═══ Input data

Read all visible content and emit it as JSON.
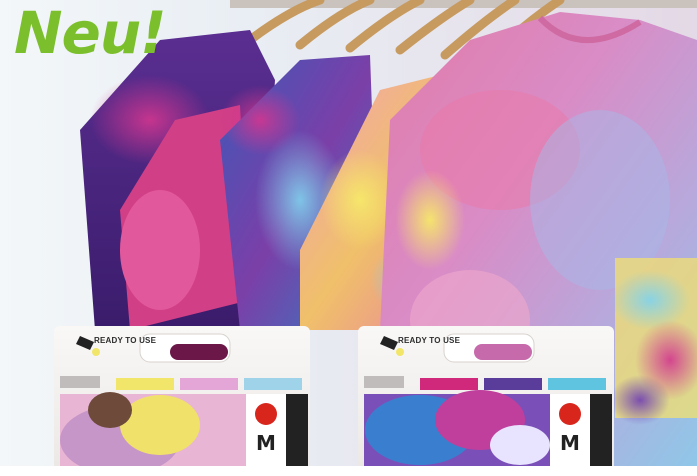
{
  "headline": {
    "text": "Neu!",
    "color": "#7cbf2d"
  },
  "packages": [
    {
      "tag": "READY TO USE",
      "brand_letter": "M",
      "swatches": [
        "#f2e66a",
        "#e3a6d6",
        "#9fd3ea"
      ],
      "window_color": "#6b1747"
    },
    {
      "tag": "READY TO USE",
      "brand_letter": "M",
      "swatches": [
        "#d0287b",
        "#5a3d9b",
        "#5fc4e0"
      ],
      "window_color": "#c76aac"
    }
  ],
  "colors": {
    "brand_red": "#d8261c",
    "card": "#f6f4f2",
    "sky": "#eef4f8"
  }
}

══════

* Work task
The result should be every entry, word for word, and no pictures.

* Task result
Read all visible content and emit it as JSON.
{
  "headline": {
    "text": "Neu!",
    "color": "#7cbf2d"
  },
  "packages": [
    {
      "tag": "READY TO USE",
      "brand_letter": "M",
      "swatches": [
        "#f2e66a",
        "#e3a6d6",
        "#9fd3ea"
      ],
      "window_color": "#6b1747"
    },
    {
      "tag": "READY TO USE",
      "brand_letter": "M",
      "swatches": [
        "#d0287b",
        "#5a3d9b",
        "#5fc4e0"
      ],
      "window_color": "#c76aac"
    }
  ],
  "colors": {
    "brand_red": "#d8261c",
    "card": "#f6f4f2",
    "sky": "#eef4f8"
  }
}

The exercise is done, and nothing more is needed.